Father Dowling Mysteries by Ralph McIrney

For fun and light reading, McIrney is great.  Not too schmaltzy.  Likeable characters in familiar surroundings.  These are great reads for holidays whether you’re on a beach or taking a break over Thanksgiving weekend.  They are quick reads with mostly satisfactory endings.  I have to admit my first exposure to these tales was on the telly.  The friendly priest chasing around in the snow and ice to help his flock was extremely endearing. Sewing up an entire story in less than an hour, bringing people back to church and solving mysteries to boot. What more can you ask?

Fire and Ice by J.A. Jance

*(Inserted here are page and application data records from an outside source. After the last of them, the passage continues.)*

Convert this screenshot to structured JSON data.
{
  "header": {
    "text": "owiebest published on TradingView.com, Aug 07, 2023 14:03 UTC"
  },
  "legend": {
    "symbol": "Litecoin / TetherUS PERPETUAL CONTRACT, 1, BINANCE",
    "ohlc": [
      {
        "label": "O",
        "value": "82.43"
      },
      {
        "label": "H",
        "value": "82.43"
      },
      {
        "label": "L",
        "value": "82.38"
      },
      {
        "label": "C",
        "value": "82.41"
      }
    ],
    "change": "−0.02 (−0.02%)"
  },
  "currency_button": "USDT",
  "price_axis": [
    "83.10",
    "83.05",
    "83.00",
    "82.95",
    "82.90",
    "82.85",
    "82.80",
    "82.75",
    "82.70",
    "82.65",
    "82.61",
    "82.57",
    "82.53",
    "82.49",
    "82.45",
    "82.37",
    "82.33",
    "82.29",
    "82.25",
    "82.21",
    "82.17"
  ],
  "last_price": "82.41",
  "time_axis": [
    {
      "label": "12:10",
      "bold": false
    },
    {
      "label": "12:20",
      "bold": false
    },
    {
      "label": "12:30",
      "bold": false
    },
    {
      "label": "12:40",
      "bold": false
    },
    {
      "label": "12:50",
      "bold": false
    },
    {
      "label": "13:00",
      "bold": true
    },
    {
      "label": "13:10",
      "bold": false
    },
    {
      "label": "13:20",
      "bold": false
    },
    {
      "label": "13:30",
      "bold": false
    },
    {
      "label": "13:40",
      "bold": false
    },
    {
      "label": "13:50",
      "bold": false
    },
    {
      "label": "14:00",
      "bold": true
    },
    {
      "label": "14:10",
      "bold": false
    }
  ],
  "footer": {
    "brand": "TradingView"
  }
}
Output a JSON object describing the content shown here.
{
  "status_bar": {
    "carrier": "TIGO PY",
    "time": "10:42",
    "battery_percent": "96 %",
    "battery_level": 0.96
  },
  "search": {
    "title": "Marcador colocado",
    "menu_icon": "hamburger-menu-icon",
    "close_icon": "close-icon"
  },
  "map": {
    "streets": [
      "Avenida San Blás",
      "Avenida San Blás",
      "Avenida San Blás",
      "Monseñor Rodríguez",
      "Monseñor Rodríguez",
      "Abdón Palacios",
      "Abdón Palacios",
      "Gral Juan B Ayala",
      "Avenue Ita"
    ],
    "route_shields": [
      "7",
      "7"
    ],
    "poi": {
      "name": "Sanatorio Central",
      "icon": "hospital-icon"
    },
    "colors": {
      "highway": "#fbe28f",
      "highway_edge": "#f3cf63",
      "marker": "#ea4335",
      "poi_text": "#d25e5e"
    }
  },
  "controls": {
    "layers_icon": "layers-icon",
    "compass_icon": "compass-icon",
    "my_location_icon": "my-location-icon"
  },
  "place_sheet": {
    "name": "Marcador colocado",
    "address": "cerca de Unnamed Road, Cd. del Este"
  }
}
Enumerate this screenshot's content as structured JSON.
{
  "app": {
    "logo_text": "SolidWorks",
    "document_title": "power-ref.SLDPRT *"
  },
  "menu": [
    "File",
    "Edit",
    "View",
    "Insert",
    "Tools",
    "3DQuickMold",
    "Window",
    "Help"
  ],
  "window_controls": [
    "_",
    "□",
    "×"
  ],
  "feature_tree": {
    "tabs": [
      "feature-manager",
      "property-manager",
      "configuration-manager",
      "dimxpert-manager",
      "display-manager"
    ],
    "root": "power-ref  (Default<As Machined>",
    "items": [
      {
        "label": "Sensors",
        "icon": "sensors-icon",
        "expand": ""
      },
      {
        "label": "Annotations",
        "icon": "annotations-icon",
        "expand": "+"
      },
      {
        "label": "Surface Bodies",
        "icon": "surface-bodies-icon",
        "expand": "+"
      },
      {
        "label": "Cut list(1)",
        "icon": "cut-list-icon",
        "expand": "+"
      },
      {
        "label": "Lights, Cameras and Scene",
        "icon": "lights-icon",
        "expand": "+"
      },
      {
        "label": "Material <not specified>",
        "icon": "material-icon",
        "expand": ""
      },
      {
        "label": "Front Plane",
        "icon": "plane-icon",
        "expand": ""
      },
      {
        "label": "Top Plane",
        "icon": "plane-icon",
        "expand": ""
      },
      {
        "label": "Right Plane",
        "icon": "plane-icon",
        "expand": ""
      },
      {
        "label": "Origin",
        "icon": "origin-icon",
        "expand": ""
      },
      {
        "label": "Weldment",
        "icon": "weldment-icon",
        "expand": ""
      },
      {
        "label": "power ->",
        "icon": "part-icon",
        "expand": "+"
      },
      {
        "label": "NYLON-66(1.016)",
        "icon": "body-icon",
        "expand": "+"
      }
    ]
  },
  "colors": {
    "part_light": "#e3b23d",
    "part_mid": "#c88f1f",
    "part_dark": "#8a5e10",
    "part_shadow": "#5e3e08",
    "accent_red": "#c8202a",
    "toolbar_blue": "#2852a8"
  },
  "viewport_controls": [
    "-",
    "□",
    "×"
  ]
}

As a huge fan of Jance mysteries I did eat this one up.  Both Beaumont of the S.H.I.T. squad from Washington as well as Brady from Bisbee.  Well as usual this read really quickly and as a result didn’t add too many of the other people in their lives.  She literally goes back and forth between the two main characters so the book moves at a fast pace.  It is not confusing as she writes about Brady but Beaumont speaks for himself.  One assumes they will intersect, hopefully you too come to this conclusion and I’m not ruining anything.  A couple of story lines are revisited from other books but are explained so it doesn’t hinge on reading the previous books (even though they are great and you get to know each of the main people in both sets of mysteries – oh go ahead and read them, but start at the beginning of each series now).  I am trying to decide if I think the book is really good or I just like the author’s work so much and her characters that I liked it.  If I picked it up independently of its predecessors I think it would still hold water, just maybe not as much as her previous stuff.  What the heck, this is a fun book that is a super quick read and I definitely enjoyed it.

Midwives By Chris Bohjalian

Don’t know how many of you are into Oprah, but this is one from her book club. I have read quite a few from this list and have enjoyed many of them. Midwives, as the title suggests, is about midwifery. Not necessarily a book I would have picked up but it came from a new friend who suggested I may enjoy it after we had spoken about several other titles. It does get a little graphic sometimes but not for shock effect; just as an emotional as well as instructional standpoint. It is written from the perspective of a daughter of a midwife, who was 13 at the time of the story but is now grown. The story itself definitely holds water. The addition of the hormonally charged teens just adds to the reality of feelings expressed throughout. Your opinion of ‘at home birth’ may even change. I have to say for me personally one of the main characters who describes herself as a hippie and my personal view of that genre has been completely blown up with her passionate description of what it means to her and how she has lived her life. Maybe just a little thing but really made her character come alive and made me think even more how I wish we could all just ‘get along’. Understanding how we are all different is great but really honouring it can be completely different too. On a completely different note as I was laughing about a section in the book my 13 year old daughter asked me what I was reading that was so funny so I explained briefly what a midwife was and the paragraph was something akin to pushing a pickle through a straw when she asked why anyone would want to do that, completely horrified. Good question. Perspective is everything.


UK Chica is the culmination of a lot of effort from a few people. Firstly, the name is a nod to my BFF (OK, I’m not 15, but she is the bomb!). She brilliantly came up with it. I am from the UK and call my girls chica all the time. I love different languages having studied French and German as a kid and Spanish as an adult. So that makes sense – well at least to us!

The idea of this site is because I read a lot and friends know this and they ask for recommendations all the time. Let me also add that I read a lot of different stuff. I may have my daughter add a section on sci fi, or as I call it, weird, as she is very discerning and reads that genre a lot.

You will also find new as well as old books reviewed here. I try to read classics each year, working my way back through Shakespeare or Dickens, for example.

As for me, I grew up in the suburbs of London and studied science in college. Community happened in pubs, and I love a good chin wag, discussion or disagreement between friends, old and new. or as a wise man has said and recently quoted by Jase, “Strangers are just friends we haven’t met yet”.